You know that something is not kosher if it contains one of the following:

· a mixture of a dairy product and a meat product

· the meat of a non-kosher animal (e.g., pork, shellfish, insects)

· the meat of a kosher animal that was not slaughtered according to kosher laws

· vegetables that have not been checked for insects according to kosher law

· commercial products that have not been certified by a reputable kosher organization

In theory, anything that follows these rules of kosher. In practice, however, the issue becomes much more complicated.

Kosher Utensils and Appliances

Foods aren’t the only things that can be kosher or non-kosher. Kitchen appliances and utensils can also be either kosher or non-kosher, depending on how they’ve been used. The following simplistic example will illustrate how a kosher appliance or utensil can be kosher or non-kosher:

You are making a barbeque, and you want to invite your neighbor, who keeps a kosher diet. Although you’re making pork chops for yourself, you buy a few lamb chops from the kosher butcher, making sure that they were slaughtered correctly. You promise your neighbor that you’ll have kosher food for him. On the day of the barbeque, you throw your own pork chops on the grill, cook them to perfection, and then remove them. As your neighbor comes into view, you throw his perfectly kosher lamb chops on the grill. Your neighbor makes a lame excuse and chooses not to eat the chops. What did you do wrong?

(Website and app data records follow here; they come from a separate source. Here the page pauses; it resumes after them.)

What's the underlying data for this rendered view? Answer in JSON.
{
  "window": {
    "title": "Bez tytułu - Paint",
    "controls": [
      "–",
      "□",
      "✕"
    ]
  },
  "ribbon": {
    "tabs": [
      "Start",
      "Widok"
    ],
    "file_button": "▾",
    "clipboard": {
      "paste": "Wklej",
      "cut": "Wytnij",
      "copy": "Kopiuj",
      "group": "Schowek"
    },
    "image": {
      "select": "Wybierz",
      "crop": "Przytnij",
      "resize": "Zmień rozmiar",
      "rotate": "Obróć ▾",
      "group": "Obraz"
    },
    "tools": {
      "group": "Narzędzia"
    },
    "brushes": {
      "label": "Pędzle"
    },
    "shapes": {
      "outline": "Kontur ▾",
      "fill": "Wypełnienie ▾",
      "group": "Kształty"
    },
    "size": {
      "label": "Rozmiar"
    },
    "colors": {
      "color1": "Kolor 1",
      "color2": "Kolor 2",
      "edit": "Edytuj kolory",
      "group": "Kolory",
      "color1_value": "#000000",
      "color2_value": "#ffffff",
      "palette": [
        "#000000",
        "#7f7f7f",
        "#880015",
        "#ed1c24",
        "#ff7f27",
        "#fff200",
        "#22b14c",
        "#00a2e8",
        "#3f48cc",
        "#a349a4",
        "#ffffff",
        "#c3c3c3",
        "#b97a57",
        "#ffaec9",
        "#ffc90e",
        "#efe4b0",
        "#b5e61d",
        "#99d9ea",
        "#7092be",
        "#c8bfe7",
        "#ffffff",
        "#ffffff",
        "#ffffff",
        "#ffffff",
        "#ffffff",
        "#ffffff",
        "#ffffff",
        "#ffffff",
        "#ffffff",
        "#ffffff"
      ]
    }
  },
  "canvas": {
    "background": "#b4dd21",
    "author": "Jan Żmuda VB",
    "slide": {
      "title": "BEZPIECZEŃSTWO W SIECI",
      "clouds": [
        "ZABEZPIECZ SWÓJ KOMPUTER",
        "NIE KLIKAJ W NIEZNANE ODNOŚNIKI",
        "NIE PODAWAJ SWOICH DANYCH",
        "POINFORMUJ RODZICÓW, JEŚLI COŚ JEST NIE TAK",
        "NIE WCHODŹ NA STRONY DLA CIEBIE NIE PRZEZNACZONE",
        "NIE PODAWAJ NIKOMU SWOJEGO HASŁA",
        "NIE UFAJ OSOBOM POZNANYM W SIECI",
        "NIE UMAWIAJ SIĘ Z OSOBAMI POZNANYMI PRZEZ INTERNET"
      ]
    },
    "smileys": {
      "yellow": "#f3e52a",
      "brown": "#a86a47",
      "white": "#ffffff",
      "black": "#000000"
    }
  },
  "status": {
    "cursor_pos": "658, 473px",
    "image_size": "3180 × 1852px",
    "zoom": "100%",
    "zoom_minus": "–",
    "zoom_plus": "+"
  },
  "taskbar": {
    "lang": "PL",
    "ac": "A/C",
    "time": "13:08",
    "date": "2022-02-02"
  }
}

Think about it. The charred remains of the pork chop are still stuck to the grill. Your neighbor’s lamb chops will absorb pieces of the pork chops, making them non-kosher. Interestingly enough, this would still be an issue, even if you cleaned the grill rack obsessively between the two sets of chops. Even if no visible residue remained, the rack would still be considered non-kosher because it had been used to cook non-kosher meat. In fact, even if the chops were cooked on a brand new pan in your cleaned oven, there could be a problem. The sides of the oven would be considered non-kosher, and the circulating air could make the chops non-kosher, unless they are wrapped in a specific way.

The moral of this story? Ask your neighbor before making him anything, no matter how sure you are that it’s kosher. Use brand new disposable items (including plastic utensils) whenever possible. Better yet, just buy a bag of cookies with a reputable kosher symbol instead.

This post is part of the series: Guide to the Kosher Diet

This guide to the kosher diet gives an overview the many complex aspects of keeping kosher. It deals with the prohibition of mixing milk and meat, avoiding foods like pork, and other less commonly known kosher laws. It includes details about kosher symbols and the certification they represent.

  1. Understanding the Basic Rules of the Kosher Diet
  2. Kosher Diet: What Makes Something Kosher?
  3. Kosher Diet: Meat, Dairy, and Pareve
  4. Kosher Diet: What is Kosher Slaughter?
  5. The Meaning of Different Kosher Food Symbols and Why Kosher Certification is Important